Work item
Look through the data below, and copy each line that carries the word "shape".
--- Exercise data Enclosed Below ---
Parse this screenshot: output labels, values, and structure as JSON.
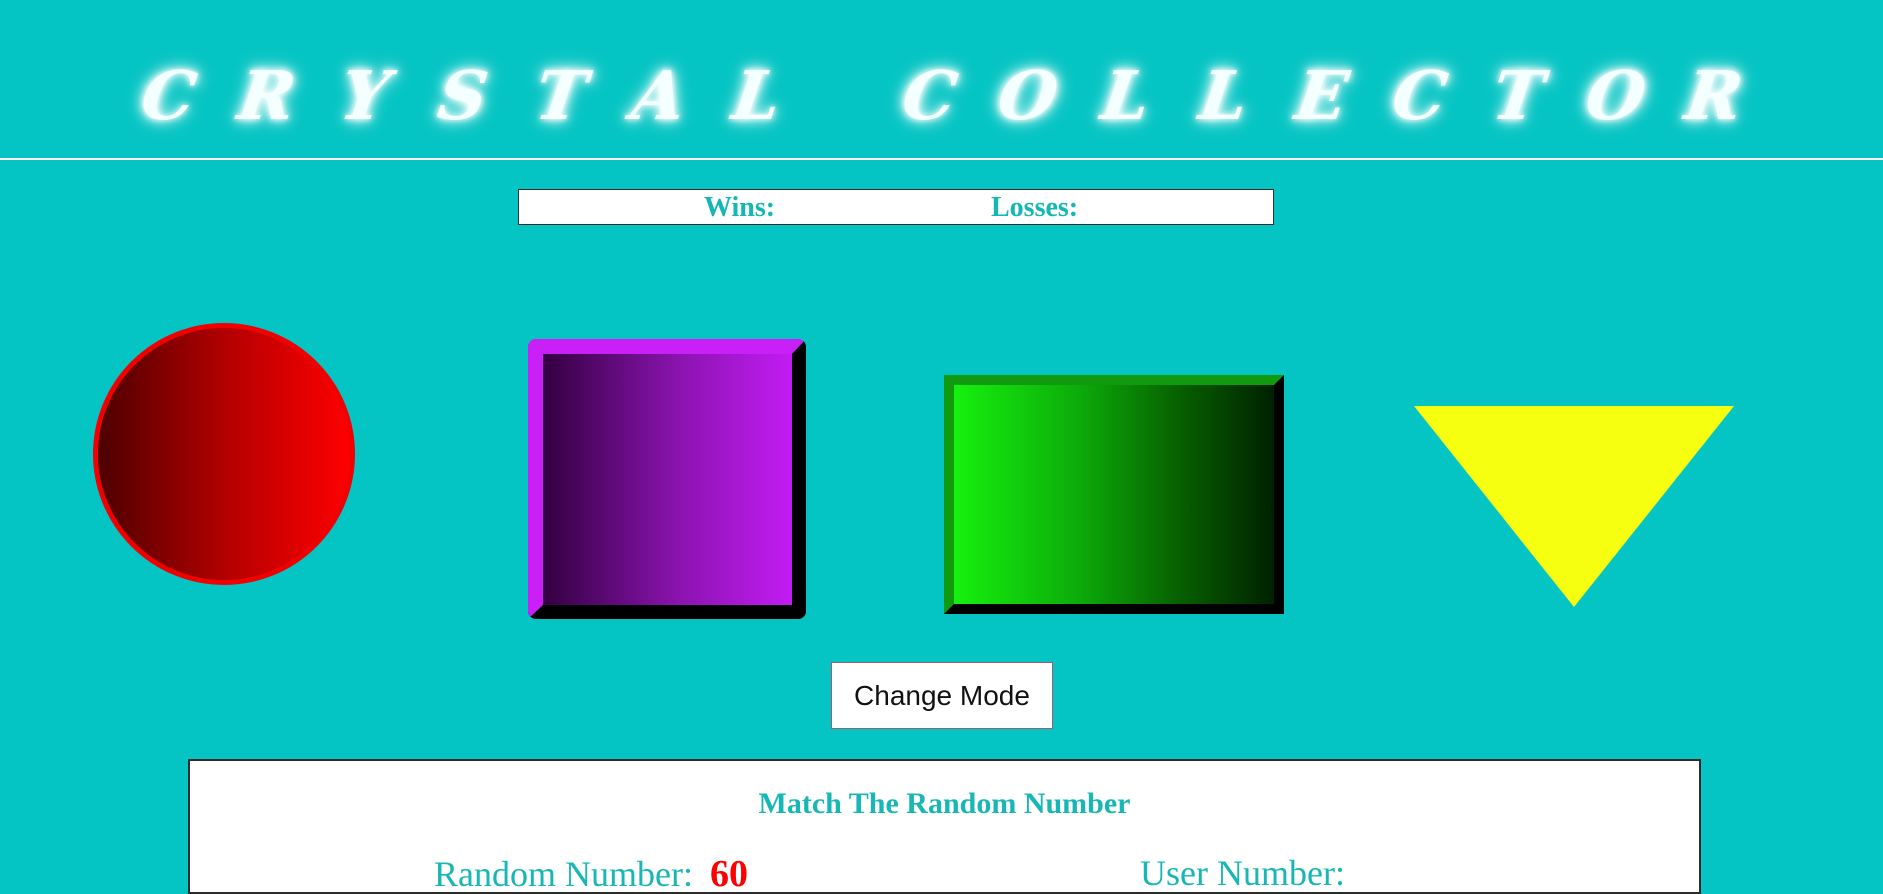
{
  "header": {
    "title_letters": [
      "C",
      "R",
      "Y",
      "S",
      "T",
      "A",
      "L",
      "",
      "C",
      "O",
      "L",
      "L",
      "E",
      "C",
      "T",
      "O",
      "R"
    ]
  },
  "scoreboard": {
    "wins_label": "Wins:",
    "losses_label": "Losses:"
  },
  "crystals": [
    {
      "name": "red-circle-crystal",
      "shape": "circle",
      "color_primary": "#ff0000",
      "color_dark": "#4d0000"
    },
    {
      "name": "purple-square-crystal",
      "shape": "square",
      "color_primary": "#c21cf3",
      "color_dark": "#330041"
    },
    {
      "name": "green-rectangle-crystal",
      "shape": "rectangle",
      "color_primary": "#16f10e",
      "color_dark": "#002100"
    },
    {
      "name": "yellow-triangle-crystal",
      "shape": "triangle",
      "color_primary": "#f7ff10"
    }
  ],
  "controls": {
    "change_mode_label": "Change Mode"
  },
  "game_panel": {
    "title": "Match The Random Number",
    "random_number_label": "Random Number:",
    "random_number_value": "60",
    "user_number_label": "User Number:"
  },
  "colors": {
    "background": "#05c5c4",
    "accent_text": "#16b7b4",
    "random_number": "#ff0000",
    "panel_background": "#ffffff"
  }
}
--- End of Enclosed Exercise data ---
Written reply
      "shape": "circle",
      "shape": "square",
      "shape": "rectangle",
      "shape": "triangle",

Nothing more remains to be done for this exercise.